Page and application data records:
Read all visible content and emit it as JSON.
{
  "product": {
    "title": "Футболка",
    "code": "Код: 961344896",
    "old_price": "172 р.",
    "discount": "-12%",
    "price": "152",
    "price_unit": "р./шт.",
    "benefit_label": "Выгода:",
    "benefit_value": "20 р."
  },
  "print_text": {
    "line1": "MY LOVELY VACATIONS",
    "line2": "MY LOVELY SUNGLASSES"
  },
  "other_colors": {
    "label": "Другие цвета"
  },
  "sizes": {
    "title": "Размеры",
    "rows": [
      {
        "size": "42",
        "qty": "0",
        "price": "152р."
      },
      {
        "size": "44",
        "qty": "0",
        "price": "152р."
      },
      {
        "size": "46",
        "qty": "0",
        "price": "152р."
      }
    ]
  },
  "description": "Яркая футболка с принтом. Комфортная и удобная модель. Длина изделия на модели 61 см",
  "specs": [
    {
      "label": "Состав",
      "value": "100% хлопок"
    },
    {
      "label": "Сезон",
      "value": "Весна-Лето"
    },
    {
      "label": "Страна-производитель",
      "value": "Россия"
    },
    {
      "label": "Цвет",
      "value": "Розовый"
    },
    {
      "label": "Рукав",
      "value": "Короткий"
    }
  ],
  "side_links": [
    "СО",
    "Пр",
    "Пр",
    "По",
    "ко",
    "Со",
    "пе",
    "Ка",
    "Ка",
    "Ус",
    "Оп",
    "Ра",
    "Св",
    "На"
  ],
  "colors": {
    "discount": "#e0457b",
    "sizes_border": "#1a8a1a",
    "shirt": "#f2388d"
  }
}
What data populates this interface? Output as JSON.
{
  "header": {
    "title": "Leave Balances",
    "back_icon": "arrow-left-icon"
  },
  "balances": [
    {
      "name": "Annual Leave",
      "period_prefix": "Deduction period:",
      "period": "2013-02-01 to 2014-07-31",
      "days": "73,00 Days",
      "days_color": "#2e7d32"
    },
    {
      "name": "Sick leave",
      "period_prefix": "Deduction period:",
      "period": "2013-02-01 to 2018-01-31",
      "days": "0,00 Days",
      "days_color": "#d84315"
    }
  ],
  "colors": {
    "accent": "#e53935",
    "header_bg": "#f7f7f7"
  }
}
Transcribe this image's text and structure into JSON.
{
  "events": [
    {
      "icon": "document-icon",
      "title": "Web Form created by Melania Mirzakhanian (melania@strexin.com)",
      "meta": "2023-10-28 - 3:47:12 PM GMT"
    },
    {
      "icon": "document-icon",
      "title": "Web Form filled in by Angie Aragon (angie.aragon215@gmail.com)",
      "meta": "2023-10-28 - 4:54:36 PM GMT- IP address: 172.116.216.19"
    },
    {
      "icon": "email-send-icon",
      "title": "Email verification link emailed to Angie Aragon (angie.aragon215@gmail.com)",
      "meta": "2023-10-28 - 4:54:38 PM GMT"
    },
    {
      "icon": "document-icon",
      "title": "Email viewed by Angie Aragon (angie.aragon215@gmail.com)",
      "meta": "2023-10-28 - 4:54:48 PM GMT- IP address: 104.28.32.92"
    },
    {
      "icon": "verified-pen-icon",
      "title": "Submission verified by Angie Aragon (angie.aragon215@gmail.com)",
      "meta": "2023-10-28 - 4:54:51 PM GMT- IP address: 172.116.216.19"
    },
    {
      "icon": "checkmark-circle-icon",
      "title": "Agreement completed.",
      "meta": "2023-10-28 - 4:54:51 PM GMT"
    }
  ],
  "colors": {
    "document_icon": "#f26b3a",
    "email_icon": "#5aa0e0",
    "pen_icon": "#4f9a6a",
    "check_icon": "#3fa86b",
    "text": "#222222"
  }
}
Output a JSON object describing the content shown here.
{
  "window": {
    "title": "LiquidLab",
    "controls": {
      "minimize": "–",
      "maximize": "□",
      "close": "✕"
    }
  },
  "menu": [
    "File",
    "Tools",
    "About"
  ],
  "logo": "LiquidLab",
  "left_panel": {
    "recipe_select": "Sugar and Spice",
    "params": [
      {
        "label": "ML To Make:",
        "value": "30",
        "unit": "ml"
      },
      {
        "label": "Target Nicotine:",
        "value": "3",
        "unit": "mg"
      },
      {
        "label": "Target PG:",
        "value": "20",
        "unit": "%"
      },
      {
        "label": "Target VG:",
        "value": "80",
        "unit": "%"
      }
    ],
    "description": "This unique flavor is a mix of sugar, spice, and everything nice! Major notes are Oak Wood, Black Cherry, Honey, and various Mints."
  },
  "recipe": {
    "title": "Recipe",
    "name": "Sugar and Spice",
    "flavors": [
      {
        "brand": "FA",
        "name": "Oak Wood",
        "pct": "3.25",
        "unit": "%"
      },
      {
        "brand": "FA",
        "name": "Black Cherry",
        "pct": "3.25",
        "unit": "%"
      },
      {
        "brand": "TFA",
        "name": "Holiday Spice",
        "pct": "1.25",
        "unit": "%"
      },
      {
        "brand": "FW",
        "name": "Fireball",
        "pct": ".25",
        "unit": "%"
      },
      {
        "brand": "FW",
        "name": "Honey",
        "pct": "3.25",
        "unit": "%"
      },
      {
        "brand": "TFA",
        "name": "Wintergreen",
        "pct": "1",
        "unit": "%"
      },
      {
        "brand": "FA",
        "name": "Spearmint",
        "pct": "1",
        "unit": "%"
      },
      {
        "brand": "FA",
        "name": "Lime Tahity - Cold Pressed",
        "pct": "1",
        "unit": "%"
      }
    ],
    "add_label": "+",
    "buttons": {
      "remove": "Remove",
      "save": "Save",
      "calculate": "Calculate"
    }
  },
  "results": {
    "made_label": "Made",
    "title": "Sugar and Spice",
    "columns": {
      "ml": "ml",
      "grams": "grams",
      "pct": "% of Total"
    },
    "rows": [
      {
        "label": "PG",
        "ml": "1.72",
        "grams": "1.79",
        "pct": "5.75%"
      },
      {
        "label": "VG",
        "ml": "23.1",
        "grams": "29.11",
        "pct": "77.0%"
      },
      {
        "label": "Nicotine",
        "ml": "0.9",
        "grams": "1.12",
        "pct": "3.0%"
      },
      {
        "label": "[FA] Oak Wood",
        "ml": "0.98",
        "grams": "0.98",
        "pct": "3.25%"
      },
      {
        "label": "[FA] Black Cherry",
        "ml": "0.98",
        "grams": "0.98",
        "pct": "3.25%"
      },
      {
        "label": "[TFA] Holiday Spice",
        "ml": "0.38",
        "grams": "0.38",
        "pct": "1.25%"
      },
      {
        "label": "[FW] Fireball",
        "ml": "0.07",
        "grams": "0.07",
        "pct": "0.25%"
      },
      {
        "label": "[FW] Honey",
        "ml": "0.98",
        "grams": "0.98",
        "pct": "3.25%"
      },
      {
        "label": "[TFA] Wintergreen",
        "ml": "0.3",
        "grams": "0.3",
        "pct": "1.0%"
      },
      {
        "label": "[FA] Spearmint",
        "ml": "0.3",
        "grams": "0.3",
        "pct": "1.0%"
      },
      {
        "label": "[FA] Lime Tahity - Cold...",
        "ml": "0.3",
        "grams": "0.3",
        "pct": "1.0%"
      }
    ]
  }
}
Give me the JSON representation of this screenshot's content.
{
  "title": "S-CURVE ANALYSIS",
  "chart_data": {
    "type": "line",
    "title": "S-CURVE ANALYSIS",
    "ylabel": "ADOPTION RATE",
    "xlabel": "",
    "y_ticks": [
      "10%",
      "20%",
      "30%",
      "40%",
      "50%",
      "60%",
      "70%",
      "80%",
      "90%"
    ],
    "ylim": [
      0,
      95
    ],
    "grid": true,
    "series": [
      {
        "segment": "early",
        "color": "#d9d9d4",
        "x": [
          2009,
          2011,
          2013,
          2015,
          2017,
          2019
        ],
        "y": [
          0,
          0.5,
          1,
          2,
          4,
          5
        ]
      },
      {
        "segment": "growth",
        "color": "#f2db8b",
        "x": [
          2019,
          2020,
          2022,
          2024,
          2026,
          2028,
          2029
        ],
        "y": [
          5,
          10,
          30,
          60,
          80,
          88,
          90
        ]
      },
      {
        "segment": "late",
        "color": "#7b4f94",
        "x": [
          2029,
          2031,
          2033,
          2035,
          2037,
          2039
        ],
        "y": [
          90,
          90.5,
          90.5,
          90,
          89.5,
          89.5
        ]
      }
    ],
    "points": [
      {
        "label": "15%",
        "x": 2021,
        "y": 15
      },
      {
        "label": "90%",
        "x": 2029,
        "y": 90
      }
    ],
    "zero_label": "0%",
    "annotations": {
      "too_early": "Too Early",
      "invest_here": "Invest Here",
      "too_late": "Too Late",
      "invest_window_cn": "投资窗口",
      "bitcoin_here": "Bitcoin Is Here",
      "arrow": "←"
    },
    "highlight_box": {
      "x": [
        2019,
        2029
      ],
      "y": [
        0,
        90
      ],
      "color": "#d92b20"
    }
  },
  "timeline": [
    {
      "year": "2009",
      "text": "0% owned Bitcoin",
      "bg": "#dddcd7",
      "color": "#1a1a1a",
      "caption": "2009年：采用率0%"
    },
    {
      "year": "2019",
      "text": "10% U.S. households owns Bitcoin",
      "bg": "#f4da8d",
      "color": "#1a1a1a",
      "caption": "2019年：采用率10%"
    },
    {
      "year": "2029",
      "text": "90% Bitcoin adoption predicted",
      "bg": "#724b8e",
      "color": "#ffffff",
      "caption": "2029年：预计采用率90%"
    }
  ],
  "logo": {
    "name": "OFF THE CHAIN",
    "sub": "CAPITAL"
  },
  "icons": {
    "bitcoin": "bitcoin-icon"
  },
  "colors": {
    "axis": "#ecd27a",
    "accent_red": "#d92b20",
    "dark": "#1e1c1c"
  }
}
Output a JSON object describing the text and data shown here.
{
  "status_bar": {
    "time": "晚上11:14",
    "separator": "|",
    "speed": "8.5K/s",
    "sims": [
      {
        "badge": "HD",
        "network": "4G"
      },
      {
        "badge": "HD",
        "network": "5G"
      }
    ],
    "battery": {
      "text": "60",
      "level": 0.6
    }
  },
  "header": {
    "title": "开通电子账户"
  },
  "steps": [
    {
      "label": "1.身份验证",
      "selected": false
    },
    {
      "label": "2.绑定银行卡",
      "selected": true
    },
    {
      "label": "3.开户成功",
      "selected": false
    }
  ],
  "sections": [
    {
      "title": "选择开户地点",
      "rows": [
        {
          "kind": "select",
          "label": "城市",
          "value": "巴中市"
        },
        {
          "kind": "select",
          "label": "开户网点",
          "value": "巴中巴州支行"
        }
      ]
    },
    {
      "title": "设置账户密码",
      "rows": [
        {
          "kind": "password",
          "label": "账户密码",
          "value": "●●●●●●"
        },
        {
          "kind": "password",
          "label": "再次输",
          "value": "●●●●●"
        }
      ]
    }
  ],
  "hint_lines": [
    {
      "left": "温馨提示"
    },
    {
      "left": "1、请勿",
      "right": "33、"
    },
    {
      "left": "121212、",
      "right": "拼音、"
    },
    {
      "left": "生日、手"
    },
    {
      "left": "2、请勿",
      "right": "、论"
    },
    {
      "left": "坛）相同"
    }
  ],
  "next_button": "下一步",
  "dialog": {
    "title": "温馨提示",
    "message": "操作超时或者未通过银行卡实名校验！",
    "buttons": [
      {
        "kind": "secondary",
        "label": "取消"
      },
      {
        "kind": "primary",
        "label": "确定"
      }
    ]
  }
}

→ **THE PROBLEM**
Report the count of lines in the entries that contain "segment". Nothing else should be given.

→ **SOLUTION TO THE EXERCISE**
3